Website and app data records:
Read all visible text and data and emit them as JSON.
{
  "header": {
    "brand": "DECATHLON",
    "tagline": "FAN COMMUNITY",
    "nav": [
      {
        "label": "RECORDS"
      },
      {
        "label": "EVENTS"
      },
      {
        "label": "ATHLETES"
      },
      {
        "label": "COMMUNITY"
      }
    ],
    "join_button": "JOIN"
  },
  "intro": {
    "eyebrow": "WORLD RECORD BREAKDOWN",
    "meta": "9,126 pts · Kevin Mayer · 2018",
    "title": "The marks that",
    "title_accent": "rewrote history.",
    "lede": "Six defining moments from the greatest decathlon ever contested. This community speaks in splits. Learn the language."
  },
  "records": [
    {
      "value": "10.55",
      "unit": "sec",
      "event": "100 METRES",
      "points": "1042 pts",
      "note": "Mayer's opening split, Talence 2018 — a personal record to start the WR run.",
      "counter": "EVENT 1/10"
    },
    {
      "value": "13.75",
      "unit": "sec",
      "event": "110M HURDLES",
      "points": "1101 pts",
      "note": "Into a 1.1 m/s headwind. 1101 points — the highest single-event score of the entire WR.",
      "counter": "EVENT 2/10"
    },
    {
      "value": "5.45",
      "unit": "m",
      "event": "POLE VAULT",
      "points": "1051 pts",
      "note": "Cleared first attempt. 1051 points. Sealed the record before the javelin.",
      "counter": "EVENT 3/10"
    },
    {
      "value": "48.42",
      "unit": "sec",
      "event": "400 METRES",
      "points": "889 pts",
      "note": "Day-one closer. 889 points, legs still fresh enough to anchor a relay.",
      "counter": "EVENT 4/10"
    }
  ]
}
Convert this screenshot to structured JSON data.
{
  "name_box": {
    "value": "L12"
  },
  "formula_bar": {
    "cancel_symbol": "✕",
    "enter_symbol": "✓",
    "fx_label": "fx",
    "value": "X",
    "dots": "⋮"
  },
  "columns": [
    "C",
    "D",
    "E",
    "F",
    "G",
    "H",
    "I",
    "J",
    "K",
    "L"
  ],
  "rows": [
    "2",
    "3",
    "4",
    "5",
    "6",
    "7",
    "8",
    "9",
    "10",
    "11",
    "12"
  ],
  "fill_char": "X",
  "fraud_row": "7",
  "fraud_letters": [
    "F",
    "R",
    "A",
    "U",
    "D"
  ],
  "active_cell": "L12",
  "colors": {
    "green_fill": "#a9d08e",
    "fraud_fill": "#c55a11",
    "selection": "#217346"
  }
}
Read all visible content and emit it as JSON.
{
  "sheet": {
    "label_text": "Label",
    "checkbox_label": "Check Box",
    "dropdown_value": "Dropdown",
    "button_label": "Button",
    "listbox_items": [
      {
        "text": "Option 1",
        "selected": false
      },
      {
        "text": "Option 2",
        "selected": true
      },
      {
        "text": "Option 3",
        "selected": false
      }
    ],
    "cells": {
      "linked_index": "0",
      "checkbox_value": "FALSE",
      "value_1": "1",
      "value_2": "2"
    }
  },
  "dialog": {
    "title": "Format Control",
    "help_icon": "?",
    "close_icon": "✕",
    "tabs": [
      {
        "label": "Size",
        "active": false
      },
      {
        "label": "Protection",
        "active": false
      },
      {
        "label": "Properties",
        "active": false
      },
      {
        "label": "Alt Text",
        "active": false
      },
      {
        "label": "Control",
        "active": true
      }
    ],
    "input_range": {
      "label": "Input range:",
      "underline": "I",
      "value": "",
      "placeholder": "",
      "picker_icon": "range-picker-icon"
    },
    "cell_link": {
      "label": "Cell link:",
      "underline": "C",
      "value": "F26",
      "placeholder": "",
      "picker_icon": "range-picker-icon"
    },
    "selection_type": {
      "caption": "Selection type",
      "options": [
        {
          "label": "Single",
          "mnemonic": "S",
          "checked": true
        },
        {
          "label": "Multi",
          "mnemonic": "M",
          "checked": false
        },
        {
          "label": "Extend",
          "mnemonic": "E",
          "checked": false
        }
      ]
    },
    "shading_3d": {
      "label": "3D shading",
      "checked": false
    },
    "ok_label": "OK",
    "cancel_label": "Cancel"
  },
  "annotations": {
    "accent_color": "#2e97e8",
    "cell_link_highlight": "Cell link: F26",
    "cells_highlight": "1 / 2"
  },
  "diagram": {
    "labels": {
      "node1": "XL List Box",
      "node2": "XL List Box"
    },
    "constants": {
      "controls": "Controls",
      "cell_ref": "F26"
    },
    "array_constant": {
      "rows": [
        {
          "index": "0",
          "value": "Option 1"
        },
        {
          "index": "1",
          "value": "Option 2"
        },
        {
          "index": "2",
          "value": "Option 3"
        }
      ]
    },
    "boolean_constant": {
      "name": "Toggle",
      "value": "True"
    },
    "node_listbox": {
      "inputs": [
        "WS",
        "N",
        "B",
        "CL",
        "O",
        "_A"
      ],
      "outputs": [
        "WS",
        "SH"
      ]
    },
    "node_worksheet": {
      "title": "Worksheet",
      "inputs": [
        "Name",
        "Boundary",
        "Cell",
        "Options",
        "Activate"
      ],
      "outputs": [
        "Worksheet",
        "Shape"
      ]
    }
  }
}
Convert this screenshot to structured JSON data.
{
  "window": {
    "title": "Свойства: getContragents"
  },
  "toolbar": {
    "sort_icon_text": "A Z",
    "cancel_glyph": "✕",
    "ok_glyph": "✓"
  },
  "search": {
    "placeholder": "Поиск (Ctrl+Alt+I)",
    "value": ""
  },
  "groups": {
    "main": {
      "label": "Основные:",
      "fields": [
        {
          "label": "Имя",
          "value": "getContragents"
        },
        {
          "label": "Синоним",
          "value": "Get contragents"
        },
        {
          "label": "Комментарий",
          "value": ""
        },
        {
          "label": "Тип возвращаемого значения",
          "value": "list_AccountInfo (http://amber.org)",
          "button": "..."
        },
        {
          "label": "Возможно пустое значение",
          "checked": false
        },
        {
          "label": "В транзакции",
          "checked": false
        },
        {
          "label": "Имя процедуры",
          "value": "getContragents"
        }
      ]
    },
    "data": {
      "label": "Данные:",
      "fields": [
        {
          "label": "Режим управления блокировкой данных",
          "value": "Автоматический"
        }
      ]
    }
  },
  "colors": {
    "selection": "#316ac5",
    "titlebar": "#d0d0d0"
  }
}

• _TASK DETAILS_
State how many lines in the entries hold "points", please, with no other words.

• _EXERCISE RESULT_
7